The Institute for Quantum Computing is one of five partners developing the interactive tour, including Perimeter Institute for Theoretical Physics, Actua, the Canadian Association of Science Centres and the Canada Science and Technology Museums Corporation.
Meanwhile, IBM is making quantum computing resources available as a cloud service.
IBM is now allowing interested parties (mostly researchers and the like) to access a 5-qubit quantum computer called the IBM Quantum Experience, which lives at an IBM Quantum Computing Research Lab in New York State.
Any number of financial, operational, jurisdictional and business applications that are too difficult for old-fashioned silicon computers are now being accelerated by the latest in quantum computing products and services, developed and marketed around the world by companies like D-Wave and IBM among others.
Researchers are using quantum computers to streamline the number-crunching and advanced processing needed to manage complex and interconnected subjects such as astronomical observations; synaptic mapping in the human brain (and all the connections in its techno-counterpart, the Internet); sophisticated cyber security and data encryption techniques; advanced weather prediction and climate modelling, and more.
At the NASA’s Quantum Artificial Intelligence Laboratory (where one of D-Wave’s altars is in operation) , quantum computing is described as being able to “solve certain problems in a few days that would take millions of years on a classical computer”.
At Google (the company is another D-Wave system owner and operator), the quantum activities are not as well known, but quantum tools are known to help “reduce the impact of the inevitable distortions that arise every time someone collects data about the real world.”
Inevitable distortions every time?!?
That’s what Seth Lloyd says; he’s Professor of Mechanical Engineering at M.I.T., he’s active in quantum computing and algebraic processor topology research and development, and he’s been to the Waterloo high-tech region on a number of occasions, noting how “IQC and Waterloo are now a world-centre for quantum computing.
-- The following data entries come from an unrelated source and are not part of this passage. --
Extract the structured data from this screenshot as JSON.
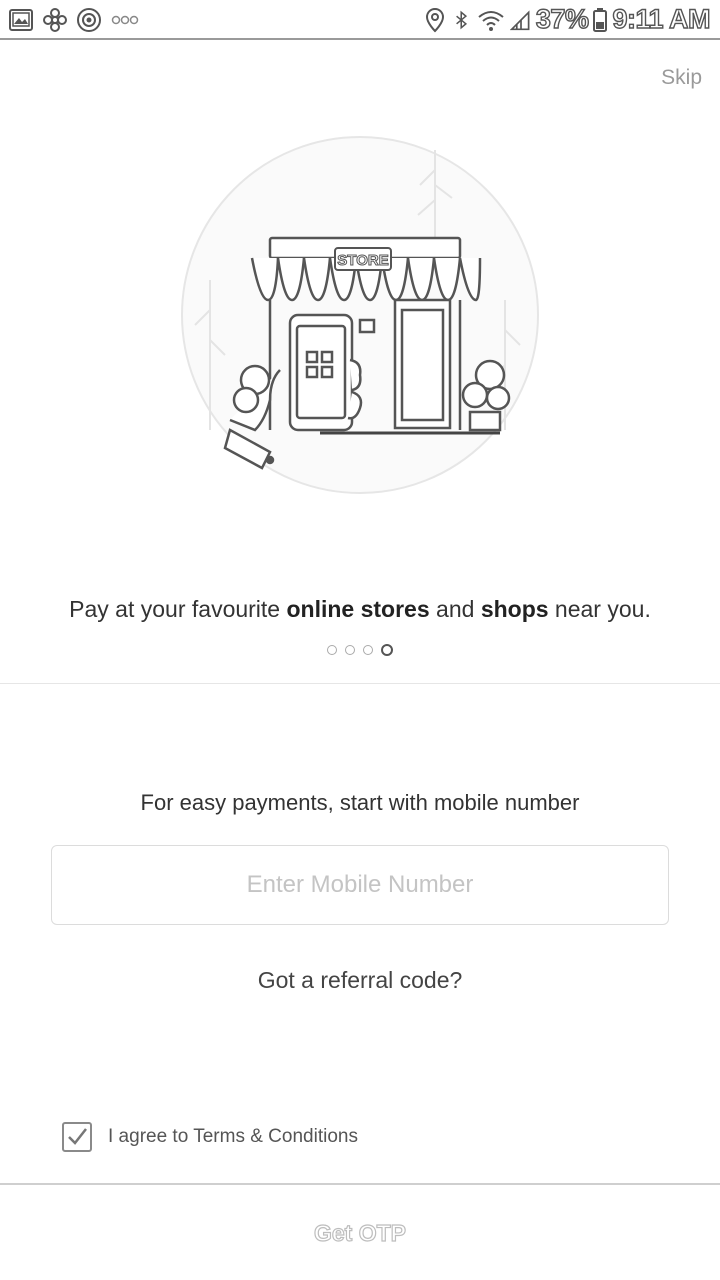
{
  "status_bar": {
    "left_icons": [
      "image-icon",
      "pinwheel-icon",
      "target-icon",
      "more-dots-icon"
    ],
    "right_icons": [
      "location-icon",
      "bluetooth-icon",
      "wifi-icon",
      "signal-icon",
      "battery-icon"
    ],
    "battery": "37%",
    "time": "9:11 AM"
  },
  "skip_label": "Skip",
  "illustration": {
    "store_sign": "STORE"
  },
  "caption": {
    "part1": "Pay at your favourite ",
    "bold1": "online stores",
    "part2": " and ",
    "bold2": "shops",
    "part3": " near you."
  },
  "pager": {
    "count": 4,
    "active_index": 3
  },
  "login": {
    "prompt": "For easy payments, start with mobile number",
    "mobile_placeholder": "Enter Mobile Number",
    "mobile_value": "",
    "referral_label": "Got a referral code?"
  },
  "terms": {
    "checked": true,
    "prefix": "I agree to ",
    "link": "Terms & Conditions"
  },
  "otp_button_label": "Get OTP",
  "colors": {
    "text": "#333333",
    "muted": "#9a9a9a",
    "border": "#dcdcdc"
  }
}
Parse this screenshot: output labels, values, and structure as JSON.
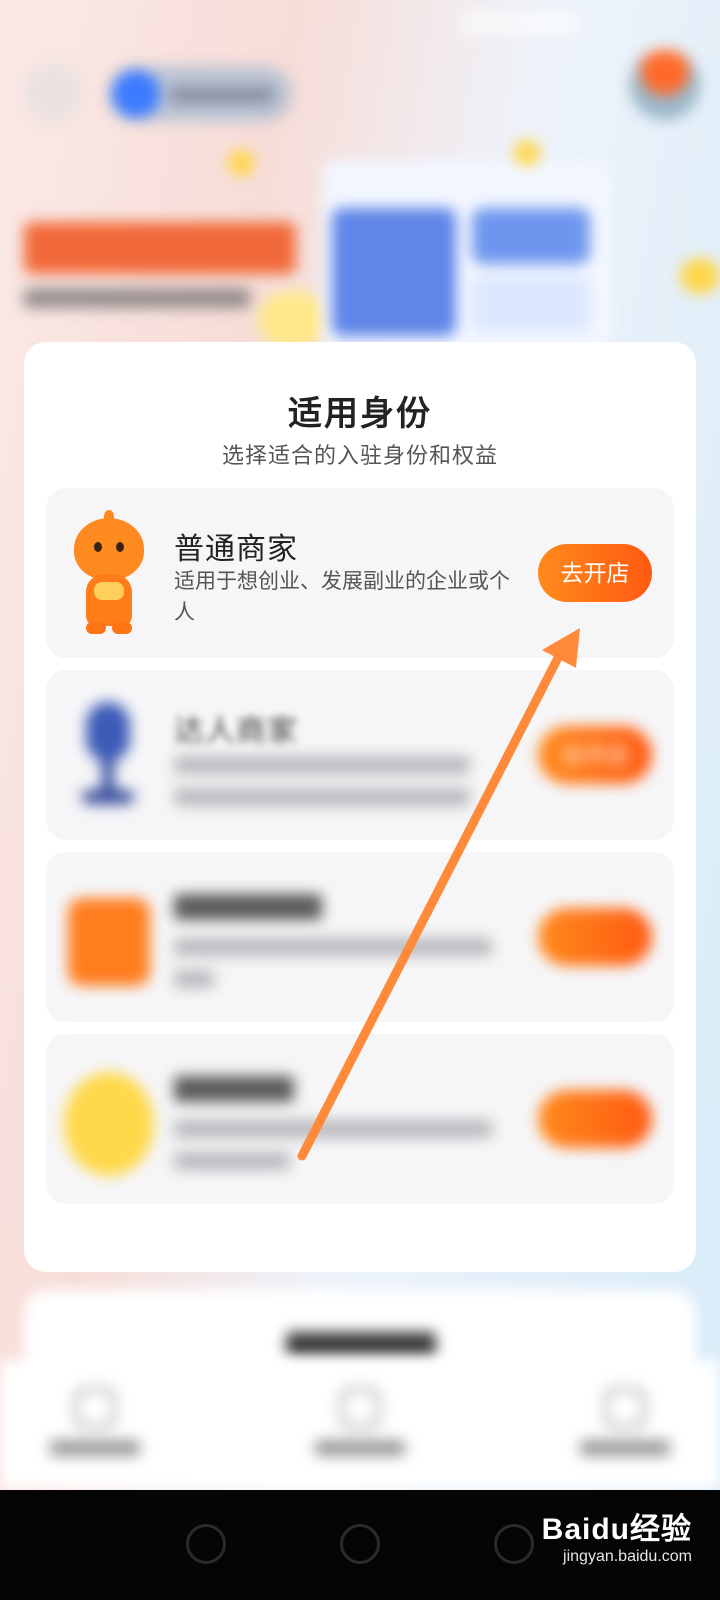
{
  "identity_section": {
    "title": "适用身份",
    "subtitle": "选择适合的入驻身份和权益"
  },
  "options": [
    {
      "name": "普通商家",
      "description": "适用于想创业、发展副业的企业或个人",
      "button_label": "去开店",
      "state": "clear"
    },
    {
      "name": "达人商家",
      "button_label": "去开店",
      "state": "blurred"
    },
    {
      "state": "blurred"
    },
    {
      "state": "blurred"
    }
  ],
  "watermark": {
    "brand": "Baidu经验",
    "url": "jingyan.baidu.com"
  },
  "colors": {
    "accent_orange": "#ff6a14",
    "arrow_orange": "#ff8a3a",
    "card_bg": "#ffffff",
    "option_bg": "#f6f6f8"
  }
}
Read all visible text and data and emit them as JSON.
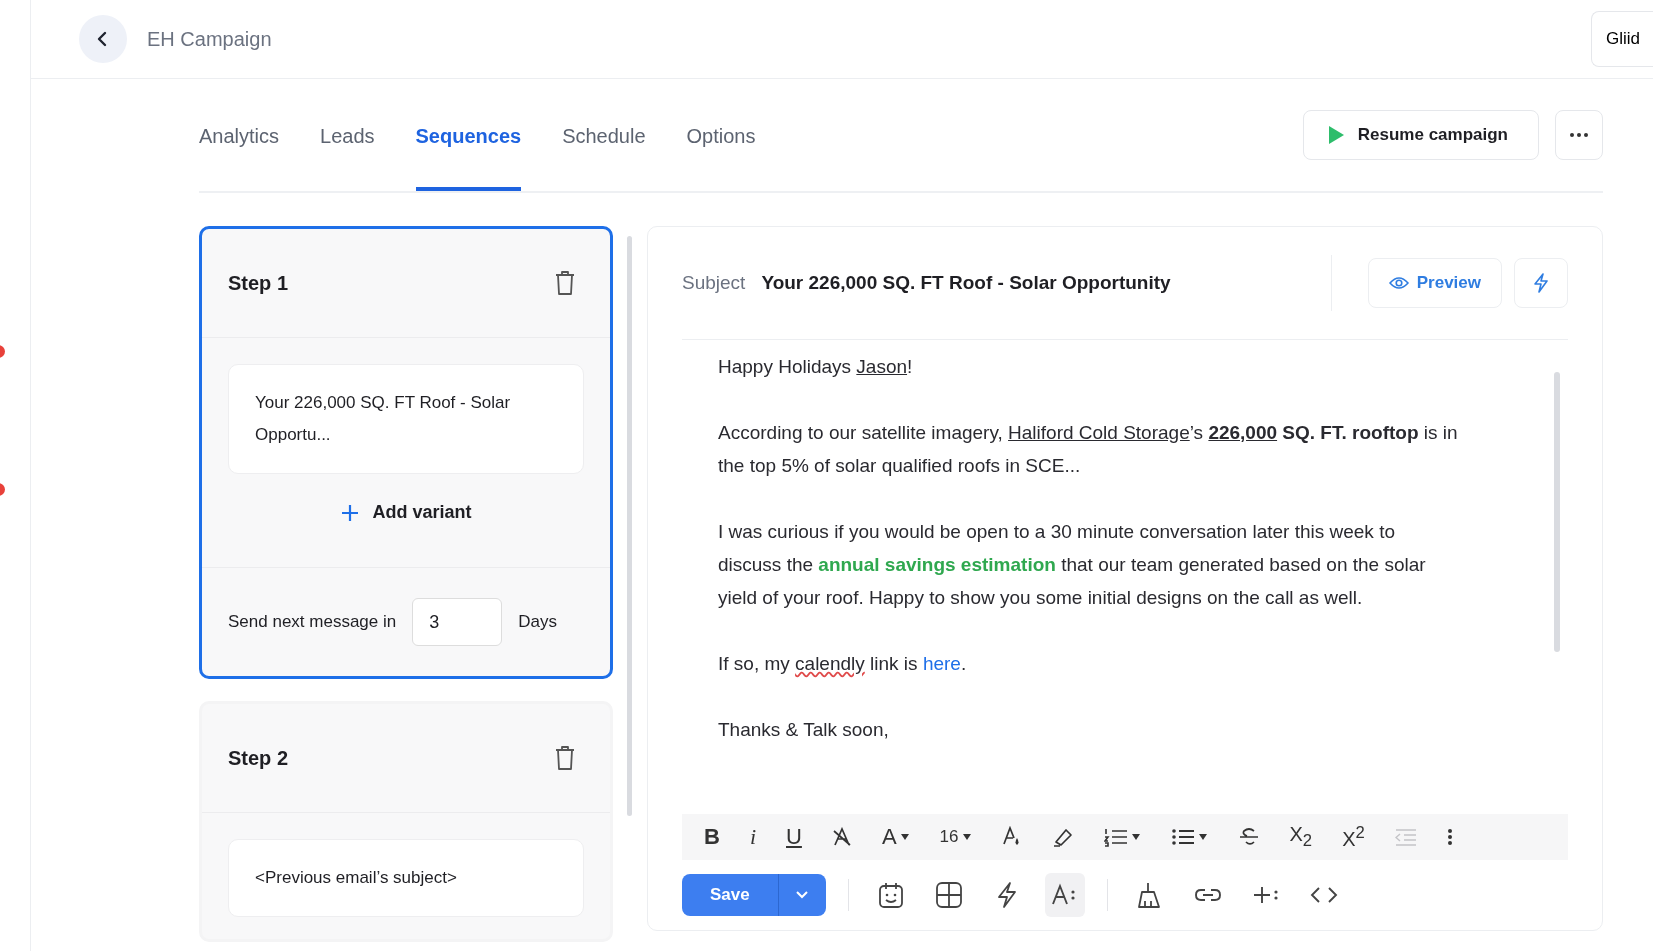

Everybody knows about it, everybody comes here.”
Everyone in his circle seems to know about those inevitable distortions, too, and they all seem to know as well that “[quantum computers will cause] all of our data to eventually become public.”
That’s Chris Warren, from the IQC’s Engineered Quantum Systems Lab. As he explains it, the sophistication of even 500-digit or more encryption is easy to decipher with quantum computing.
“What will we do when a quantum computer renders our encryption useless?” Warren asks almost rhetorically, with a somewhat sobering answer at the ready:
“The answer, of course, will be to rely upon a new form of quantum cryptography.”
And another altar at which to worship.